Exercise aim:
The required answer is every line of the data containing the word "GunSpecs".

☆ ☆ ☆ ☆ ☆

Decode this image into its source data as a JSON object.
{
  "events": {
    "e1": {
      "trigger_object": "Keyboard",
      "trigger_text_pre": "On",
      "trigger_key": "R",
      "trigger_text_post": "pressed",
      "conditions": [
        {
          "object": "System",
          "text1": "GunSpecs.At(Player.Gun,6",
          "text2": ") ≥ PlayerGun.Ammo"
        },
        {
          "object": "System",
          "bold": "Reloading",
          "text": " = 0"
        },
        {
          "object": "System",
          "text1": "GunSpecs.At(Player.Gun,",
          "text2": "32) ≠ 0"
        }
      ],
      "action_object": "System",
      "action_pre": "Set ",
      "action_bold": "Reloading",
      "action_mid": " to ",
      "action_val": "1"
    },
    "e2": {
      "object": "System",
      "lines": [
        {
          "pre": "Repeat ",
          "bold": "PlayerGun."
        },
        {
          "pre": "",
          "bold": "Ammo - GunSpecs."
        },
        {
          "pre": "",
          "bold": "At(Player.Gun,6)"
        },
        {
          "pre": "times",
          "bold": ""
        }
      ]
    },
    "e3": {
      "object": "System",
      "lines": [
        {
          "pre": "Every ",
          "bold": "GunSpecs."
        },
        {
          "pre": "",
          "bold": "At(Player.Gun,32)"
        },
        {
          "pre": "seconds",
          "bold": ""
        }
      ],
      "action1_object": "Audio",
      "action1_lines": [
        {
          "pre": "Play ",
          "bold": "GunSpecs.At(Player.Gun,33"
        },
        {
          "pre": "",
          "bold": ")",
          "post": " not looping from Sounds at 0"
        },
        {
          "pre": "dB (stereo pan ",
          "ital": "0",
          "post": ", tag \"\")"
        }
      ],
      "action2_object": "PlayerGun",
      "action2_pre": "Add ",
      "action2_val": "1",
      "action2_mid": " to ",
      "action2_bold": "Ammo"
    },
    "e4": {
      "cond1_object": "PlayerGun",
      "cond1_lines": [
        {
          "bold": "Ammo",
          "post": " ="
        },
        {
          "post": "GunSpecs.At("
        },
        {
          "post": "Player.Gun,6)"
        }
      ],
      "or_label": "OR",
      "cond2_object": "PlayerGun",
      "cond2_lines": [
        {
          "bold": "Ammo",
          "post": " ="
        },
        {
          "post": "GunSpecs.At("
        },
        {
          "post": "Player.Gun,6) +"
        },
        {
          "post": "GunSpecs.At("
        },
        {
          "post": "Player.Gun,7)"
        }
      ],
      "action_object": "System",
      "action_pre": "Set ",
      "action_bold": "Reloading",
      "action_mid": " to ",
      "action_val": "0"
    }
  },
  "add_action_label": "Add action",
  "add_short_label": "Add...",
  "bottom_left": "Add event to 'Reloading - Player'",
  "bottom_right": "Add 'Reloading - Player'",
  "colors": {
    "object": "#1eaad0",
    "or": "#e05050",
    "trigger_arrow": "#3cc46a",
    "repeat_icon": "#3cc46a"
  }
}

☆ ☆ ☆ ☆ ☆

Answer box:
          "text1": "GunSpecs.At(Player.Gun,6",
          "text1": "GunSpecs.At(Player.Gun,",
          "bold": "Ammo - GunSpecs."
          "bold": "GunSpecs."
          "bold": "GunSpecs.At(Player.Gun,33"
          "post": "GunSpecs.At("
          "post": "GunSpecs.At("
          "post": "GunSpecs.At("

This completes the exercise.